Dataset rows for apps and sites:
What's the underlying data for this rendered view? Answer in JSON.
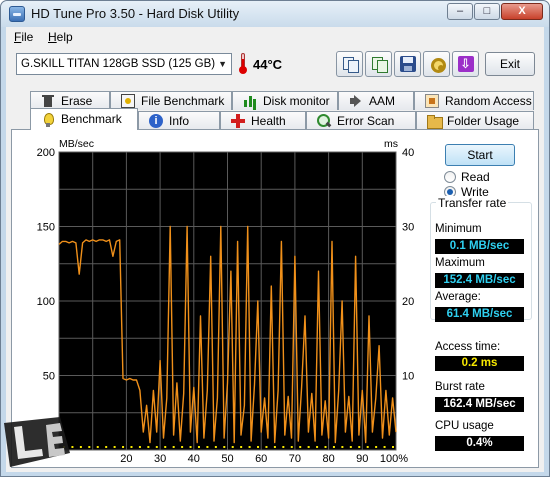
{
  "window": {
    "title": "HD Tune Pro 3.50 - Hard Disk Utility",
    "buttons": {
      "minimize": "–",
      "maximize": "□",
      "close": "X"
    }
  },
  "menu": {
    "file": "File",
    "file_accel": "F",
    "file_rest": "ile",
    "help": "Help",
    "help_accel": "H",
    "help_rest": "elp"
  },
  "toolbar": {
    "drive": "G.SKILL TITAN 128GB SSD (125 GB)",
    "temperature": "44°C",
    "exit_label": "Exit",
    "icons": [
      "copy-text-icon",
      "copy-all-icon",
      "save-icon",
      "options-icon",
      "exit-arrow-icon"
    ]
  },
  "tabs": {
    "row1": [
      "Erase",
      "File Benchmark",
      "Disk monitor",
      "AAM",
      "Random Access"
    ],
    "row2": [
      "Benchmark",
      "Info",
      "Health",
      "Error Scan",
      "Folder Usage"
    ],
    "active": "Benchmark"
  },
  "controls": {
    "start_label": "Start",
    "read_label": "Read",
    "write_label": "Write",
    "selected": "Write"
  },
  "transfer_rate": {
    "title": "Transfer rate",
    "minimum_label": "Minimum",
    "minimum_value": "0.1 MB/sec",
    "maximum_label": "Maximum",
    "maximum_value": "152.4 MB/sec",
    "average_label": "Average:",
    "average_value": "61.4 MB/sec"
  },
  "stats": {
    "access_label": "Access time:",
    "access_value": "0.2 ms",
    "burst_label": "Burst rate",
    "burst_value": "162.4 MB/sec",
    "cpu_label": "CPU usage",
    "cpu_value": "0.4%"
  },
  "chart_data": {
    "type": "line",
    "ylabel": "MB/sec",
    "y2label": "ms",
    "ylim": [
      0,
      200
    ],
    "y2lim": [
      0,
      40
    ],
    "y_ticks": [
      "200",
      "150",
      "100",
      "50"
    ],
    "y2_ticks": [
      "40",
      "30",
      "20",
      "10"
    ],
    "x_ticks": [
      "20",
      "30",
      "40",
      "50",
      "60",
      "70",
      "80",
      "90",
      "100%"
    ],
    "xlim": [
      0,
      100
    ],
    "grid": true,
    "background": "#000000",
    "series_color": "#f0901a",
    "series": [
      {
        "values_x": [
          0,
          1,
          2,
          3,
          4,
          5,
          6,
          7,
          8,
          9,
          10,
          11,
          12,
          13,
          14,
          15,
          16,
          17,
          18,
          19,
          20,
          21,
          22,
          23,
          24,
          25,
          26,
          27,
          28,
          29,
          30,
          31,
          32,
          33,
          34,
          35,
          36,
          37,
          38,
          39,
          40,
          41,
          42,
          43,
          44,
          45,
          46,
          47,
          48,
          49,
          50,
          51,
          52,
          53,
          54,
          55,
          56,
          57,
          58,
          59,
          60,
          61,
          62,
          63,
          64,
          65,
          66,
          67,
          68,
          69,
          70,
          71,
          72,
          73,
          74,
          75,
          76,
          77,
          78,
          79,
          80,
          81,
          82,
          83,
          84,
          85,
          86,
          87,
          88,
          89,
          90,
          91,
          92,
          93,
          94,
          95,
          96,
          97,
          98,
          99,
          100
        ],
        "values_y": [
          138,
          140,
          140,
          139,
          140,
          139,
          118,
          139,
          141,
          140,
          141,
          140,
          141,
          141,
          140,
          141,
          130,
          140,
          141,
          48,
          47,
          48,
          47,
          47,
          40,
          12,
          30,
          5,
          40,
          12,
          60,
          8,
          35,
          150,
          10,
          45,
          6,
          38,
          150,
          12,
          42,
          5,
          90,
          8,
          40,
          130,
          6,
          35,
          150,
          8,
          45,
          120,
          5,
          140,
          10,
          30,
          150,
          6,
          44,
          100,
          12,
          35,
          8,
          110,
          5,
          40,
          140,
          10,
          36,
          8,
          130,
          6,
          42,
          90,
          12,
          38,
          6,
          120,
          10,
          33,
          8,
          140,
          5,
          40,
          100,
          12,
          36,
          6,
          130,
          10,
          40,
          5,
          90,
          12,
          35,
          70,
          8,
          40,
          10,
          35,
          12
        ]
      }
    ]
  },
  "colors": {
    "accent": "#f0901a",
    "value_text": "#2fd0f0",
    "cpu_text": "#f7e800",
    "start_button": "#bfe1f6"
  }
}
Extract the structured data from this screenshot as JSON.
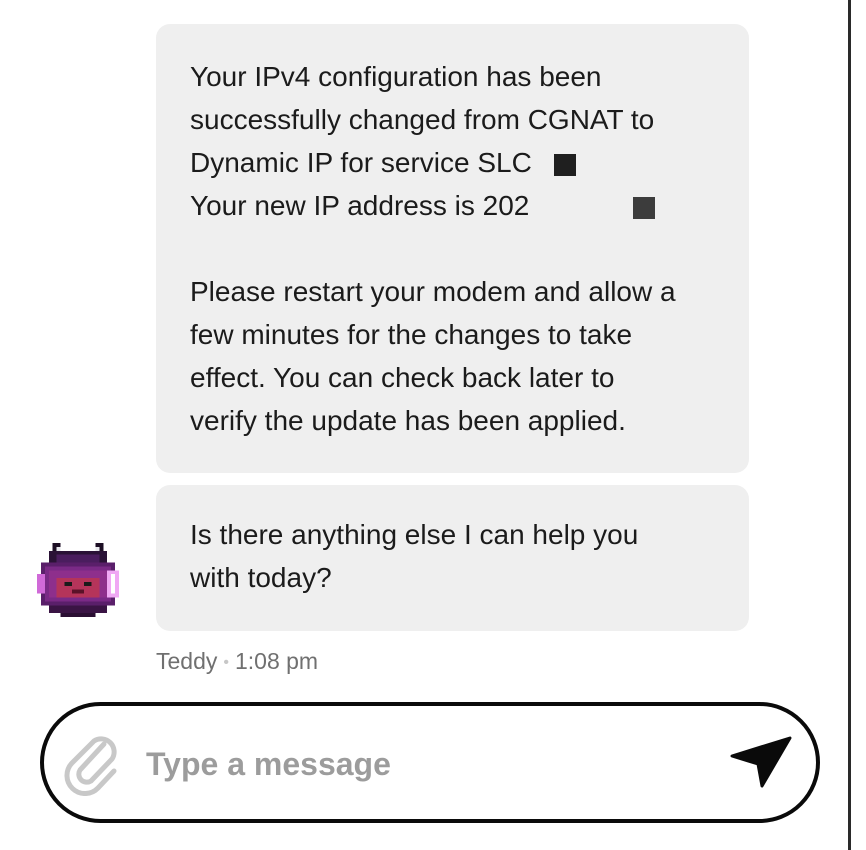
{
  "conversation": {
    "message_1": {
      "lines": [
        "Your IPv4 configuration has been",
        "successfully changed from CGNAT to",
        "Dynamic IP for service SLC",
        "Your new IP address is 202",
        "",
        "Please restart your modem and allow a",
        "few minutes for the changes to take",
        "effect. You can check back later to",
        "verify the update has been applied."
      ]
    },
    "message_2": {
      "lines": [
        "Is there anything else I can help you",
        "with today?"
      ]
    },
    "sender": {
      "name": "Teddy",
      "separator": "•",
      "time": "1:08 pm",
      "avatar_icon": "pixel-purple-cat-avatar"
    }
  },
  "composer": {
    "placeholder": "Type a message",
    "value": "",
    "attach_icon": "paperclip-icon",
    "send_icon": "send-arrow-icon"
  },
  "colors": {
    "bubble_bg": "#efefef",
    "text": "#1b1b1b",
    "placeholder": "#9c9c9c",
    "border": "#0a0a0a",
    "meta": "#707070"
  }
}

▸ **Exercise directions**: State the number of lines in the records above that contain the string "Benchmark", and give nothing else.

▸ **Response**: 3